The thing with changes is that whilst they’re allowed under certain circumstances, it’s always the question of whether something really counts for a change in principle or it’s just a change in an estimate. An accounting estimate also results in a change sort of, either an impairment, a new model for calculating an allowance etc. As you’re using new methods for accounting in certain areas, it’s easy to get things mixed between change in an accounting principle and accounting estimate.
First and foremost, how does one may a difference between the two? The distinction is made based on the subject matter of the change. Are there various options one can choose from the guideline or is simply an input to an estimate that was changed? If the accounting framework allows for different treatments and we’ve decided to go with another from this point, it’s an accounting principle change. However, if the receivables still need to be valued for their collectability and we decide to write down all receivables older than 90 days as opposed to 60 days that was used before, it’s a change in accounting estimate. Nothing new was selected accounting principle wise.
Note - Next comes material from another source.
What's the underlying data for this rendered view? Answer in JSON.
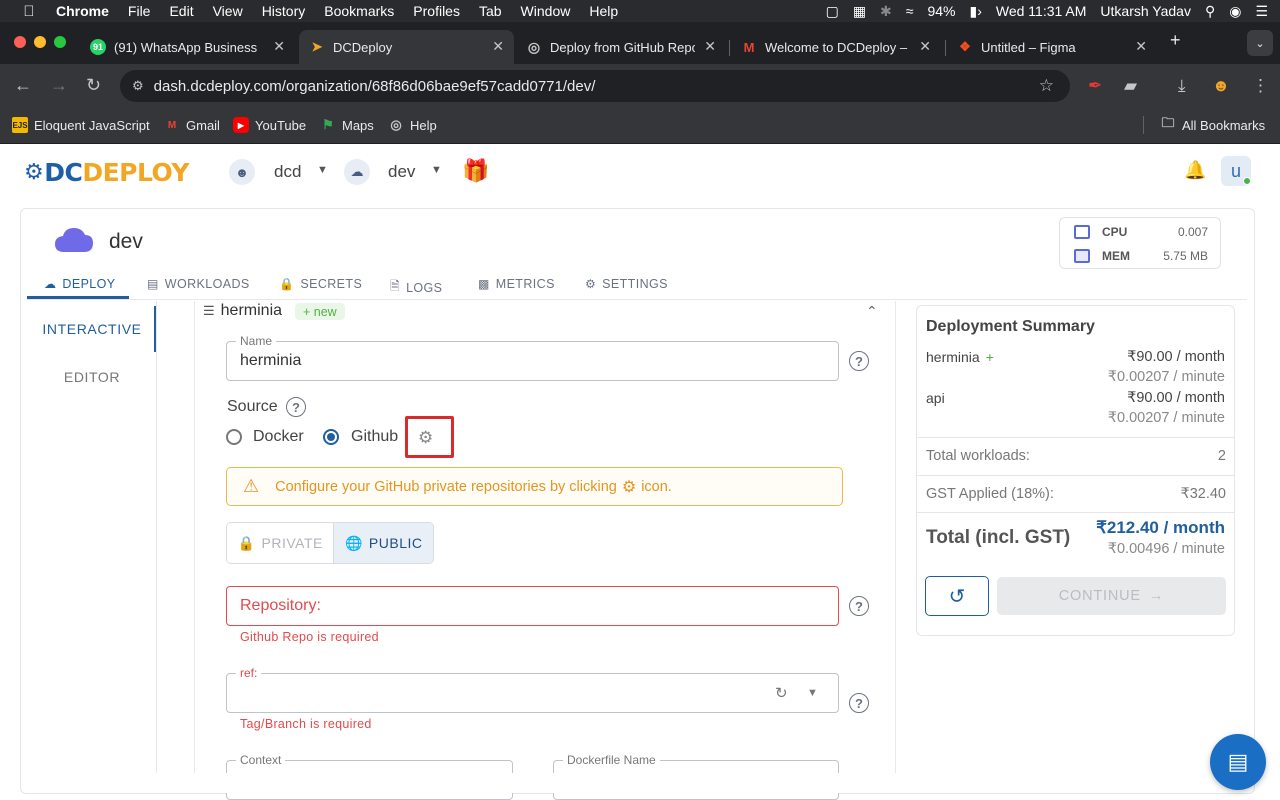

The reason why it matters so arises from the fact how you’d normally treat an accounting principle change as opposed to a change in accounting estimate. The thing with treating changes in accounting estimates is that they’re never done retrospectively and always prospective. It’s always the time the estimate changed that’s used as a moment to make the accounting entry sort of say. Change in accounting principles in opposite is something that’s almost always accounted retrospective. Obviously it’s subject to those guidelines one gets with specific standards, but more often they’re accounted for retrospective, i.e. comparative figures are changed to comply with the new principles.